#### [ENTRIES PROVIDED]
■ ■ ■ ■ ■ ■ ■

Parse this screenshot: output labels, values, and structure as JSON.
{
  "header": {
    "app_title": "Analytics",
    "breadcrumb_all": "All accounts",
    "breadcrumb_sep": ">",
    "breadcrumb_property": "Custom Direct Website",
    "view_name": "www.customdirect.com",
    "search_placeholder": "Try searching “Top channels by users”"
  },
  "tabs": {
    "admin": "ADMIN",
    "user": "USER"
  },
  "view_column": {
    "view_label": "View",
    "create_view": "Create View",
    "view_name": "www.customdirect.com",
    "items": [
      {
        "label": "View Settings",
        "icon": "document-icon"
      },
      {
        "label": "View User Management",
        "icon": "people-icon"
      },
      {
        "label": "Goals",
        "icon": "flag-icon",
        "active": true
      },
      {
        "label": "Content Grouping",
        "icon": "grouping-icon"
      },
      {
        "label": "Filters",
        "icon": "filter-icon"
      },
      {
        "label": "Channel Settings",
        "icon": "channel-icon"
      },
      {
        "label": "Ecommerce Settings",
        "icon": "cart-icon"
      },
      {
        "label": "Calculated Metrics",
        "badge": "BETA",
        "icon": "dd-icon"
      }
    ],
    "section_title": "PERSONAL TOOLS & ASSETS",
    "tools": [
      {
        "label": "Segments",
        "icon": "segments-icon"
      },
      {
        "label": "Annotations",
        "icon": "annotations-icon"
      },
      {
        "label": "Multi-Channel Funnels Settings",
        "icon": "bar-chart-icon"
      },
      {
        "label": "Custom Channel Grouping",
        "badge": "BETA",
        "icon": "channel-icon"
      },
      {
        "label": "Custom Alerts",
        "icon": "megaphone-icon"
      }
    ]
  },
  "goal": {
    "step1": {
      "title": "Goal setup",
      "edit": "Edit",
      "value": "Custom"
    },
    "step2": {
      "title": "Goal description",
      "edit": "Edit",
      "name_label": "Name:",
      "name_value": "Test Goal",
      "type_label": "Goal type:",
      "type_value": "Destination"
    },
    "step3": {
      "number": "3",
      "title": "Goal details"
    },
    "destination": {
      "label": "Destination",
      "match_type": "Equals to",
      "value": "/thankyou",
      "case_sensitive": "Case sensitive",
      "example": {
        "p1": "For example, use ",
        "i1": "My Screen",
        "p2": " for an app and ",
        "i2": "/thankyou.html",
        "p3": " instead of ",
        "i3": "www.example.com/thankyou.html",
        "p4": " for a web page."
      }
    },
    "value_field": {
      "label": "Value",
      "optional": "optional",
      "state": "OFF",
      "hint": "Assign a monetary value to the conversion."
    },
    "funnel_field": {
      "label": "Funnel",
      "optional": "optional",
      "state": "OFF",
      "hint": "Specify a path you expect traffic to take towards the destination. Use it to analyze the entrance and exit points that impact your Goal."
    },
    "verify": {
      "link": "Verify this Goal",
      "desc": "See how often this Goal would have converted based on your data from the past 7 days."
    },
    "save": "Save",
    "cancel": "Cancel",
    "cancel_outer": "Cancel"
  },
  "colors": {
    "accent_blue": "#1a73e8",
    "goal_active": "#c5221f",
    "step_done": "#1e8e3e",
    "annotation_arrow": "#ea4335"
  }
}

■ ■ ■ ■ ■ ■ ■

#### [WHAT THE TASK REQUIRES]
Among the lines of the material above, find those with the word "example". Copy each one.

#### [EXERCISE RESPONSE]
      "example": {
        "p1": "For example, use ",
        "i3": "www.example.com/thankyou.html",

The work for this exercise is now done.